toad, but just look at her talk, and hasn’t it been said that

now and then from a child’s mouth God Himself chooses to

say something.

Dusya laughs.

“Shut up!” Rita’s mama exclaims.

Zatknis, dura gerevennaya –

shut up you stupid country

bumpkin!” Maya translates for Dusya.

Laura recognizes the power of cards over people. She

remembers how in front of Madalina people used to grow

silent. How the desire to know one’s future made people

shake and tremble as if in front of the greatest power. In

front of Madalina, whose legs had frozen off in the deadly

cold, the comrade wife of the


shivered in her

skunk fur coat. Buka’s fur coat, Laura’s grandmother,

which, as luck would have it, had been brought along from

Latvia and exchanged for a sack of peas.

Laura brings to the table and applies Madalina’s words and


“Cut the deck in half. Don’t whatever you do raise the cards

toward you! No!” Laura yells out in horrendous fright,

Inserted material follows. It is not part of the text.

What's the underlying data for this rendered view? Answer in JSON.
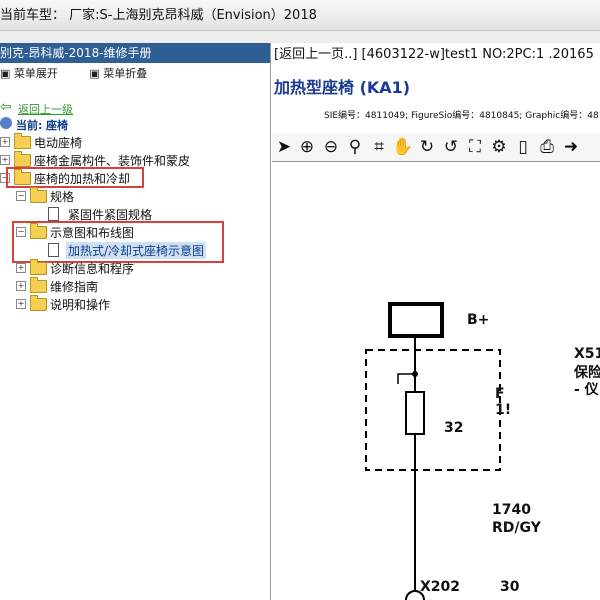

because Rita’s mama is ready to do precisely that. Rita’s